Just behind the town offices and on 99 Street, Sexsmith has developed a local museum. The museum consist of two log buildings, a barn and a shop, dating from the years of World War I. This is a ‘blacksmith museum’ that pays homage to this once indispensable craftsman in every significant town in the Canadian west. It contains a thousand relics associated with his trade. The museum is operated by volunteers and is open from May to early September. Fonds related to the Sexsmith Blacksmith Museum can be found at http://www.southpeacearchives.org/fonds/fonds186.htm

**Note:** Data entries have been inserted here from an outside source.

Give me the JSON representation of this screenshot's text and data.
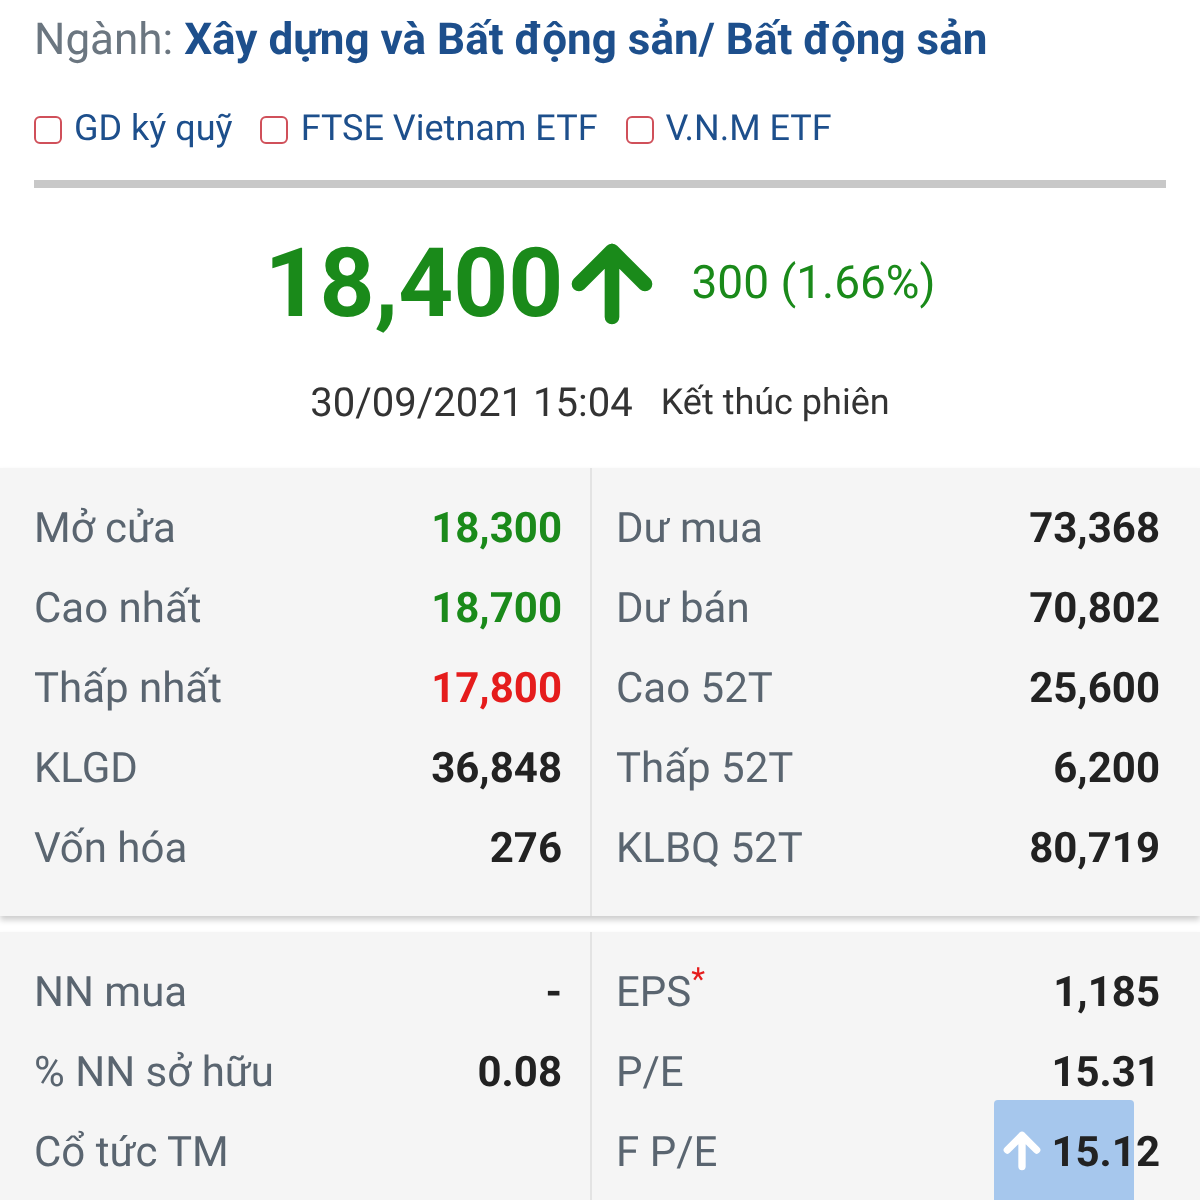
{
  "industry": {
    "label": "Ngành:",
    "value": "Xây dựng và Bất động sản/ Bất động sản"
  },
  "tags": [
    {
      "label": "GD ký quỹ",
      "checked": false
    },
    {
      "label": "FTSE Vietnam ETF",
      "checked": false
    },
    {
      "label": "V.N.M ETF",
      "checked": false
    }
  ],
  "price": {
    "value": "18,400",
    "rising": true,
    "change": "300 (1.66%)"
  },
  "session": {
    "time": "30/09/2021 15:04",
    "status": "Kết thúc phiên"
  },
  "panels": [
    {
      "left": [
        {
          "label": "Mở cửa",
          "value": "18,300",
          "kind": "rise"
        },
        {
          "label": "Cao nhất",
          "value": "18,700",
          "kind": "rise"
        },
        {
          "label": "Thấp nhất",
          "value": "17,800",
          "kind": "fall"
        },
        {
          "label": "KLGD",
          "value": "36,848",
          "kind": "flat"
        },
        {
          "label": "Vốn hóa",
          "value": "276",
          "kind": "flat"
        }
      ],
      "right": [
        {
          "label": "Dư mua",
          "value": "73,368",
          "kind": "flat"
        },
        {
          "label": "Dư bán",
          "value": "70,802",
          "kind": "flat"
        },
        {
          "label": "Cao 52T",
          "value": "25,600",
          "kind": "flat"
        },
        {
          "label": "Thấp 52T",
          "value": "6,200",
          "kind": "flat"
        },
        {
          "label": "KLBQ 52T",
          "value": "80,719",
          "kind": "flat"
        }
      ]
    },
    {
      "left": [
        {
          "label": "NN mua",
          "value": "-",
          "kind": "flat"
        },
        {
          "label": "% NN sở hữu",
          "value": "0.08",
          "kind": "flat"
        },
        {
          "label": "Cổ tức TM"
        }
      ],
      "right": [
        {
          "label": "EPS",
          "note": "*",
          "value": "1,185",
          "kind": "flat"
        },
        {
          "label": "P/E",
          "value": "15.31",
          "kind": "flat"
        },
        {
          "label": "F P/E",
          "value": "15.12",
          "kind": "flat"
        }
      ]
    }
  ]
}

Colourful facades alone do not recapture the essence of a lost past. It was marked by a unique atmosphere created by the residents. The historic streetscape of Sexsmith has brought elements of this character to life again. The street is alive, teeming with activity and where people take the time from their busy lives to stop and talk with their acquaintances and friends. The street continues to be a social magnet drawing people to it. There is time to meet in the local café over a cup of coffee or a fine lite meal that is if one is able to avoid temptation and wend one’s way past the tempting aromas emanating from the bake shop situated just inside the entrance. People in the café, as in the other businesses, are pleasant, approachable, and helpful.

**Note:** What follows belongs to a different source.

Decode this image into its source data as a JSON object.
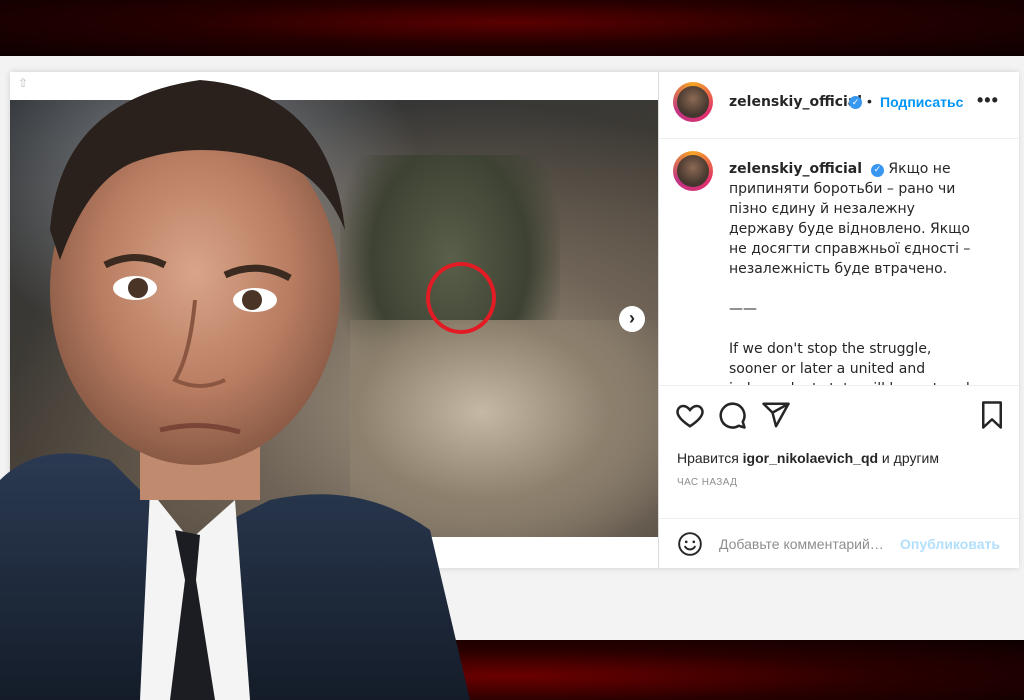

Although Sexsmith’s population is only about 2500 (2011), it is also the home of a post-secondary institution. The Peace River Bible Institute (PRBI) became a part of Sexsmith about 1935, and although fairly small for many years, it too has grown. The student/staff population fluctuates with the school season and from year-to-year and has been as high as about 300 students and staff, making it about one tenth of the size of the town.
Recognized by the province of Alberta, the Peace River Bible Institute is a degree granting college. Courses offered by PRBI range between two and four years in length, and cover religious education, church music, pastoral studies and mission work. The college’s four year Bachelor of Religious Education course in ‘Church Ministry and Community Service’ can include fire-fighting certification with training provided through a partnership with the Sexsmith fire department.
Visitors to Sexsmith are able to experience first-hand a past that has vanished from much of western Canada. The town has been able to capture new vitality by looking back instead of ahead. The community continues to reflect the values of a simpler, less complicated time achieved through the determination of the citizens of Sexsmith. Their efforts have not only allowed the community to survive unlike many communities, but also to revitalize and perhaps even prosper by tapping its past. This summer take a little time to travel to Sexsmith, stroll along the town’s main street, and experience western Canada as it once was.
Originally appeared in Relatively Speaking, v.42 #2 (May 2014)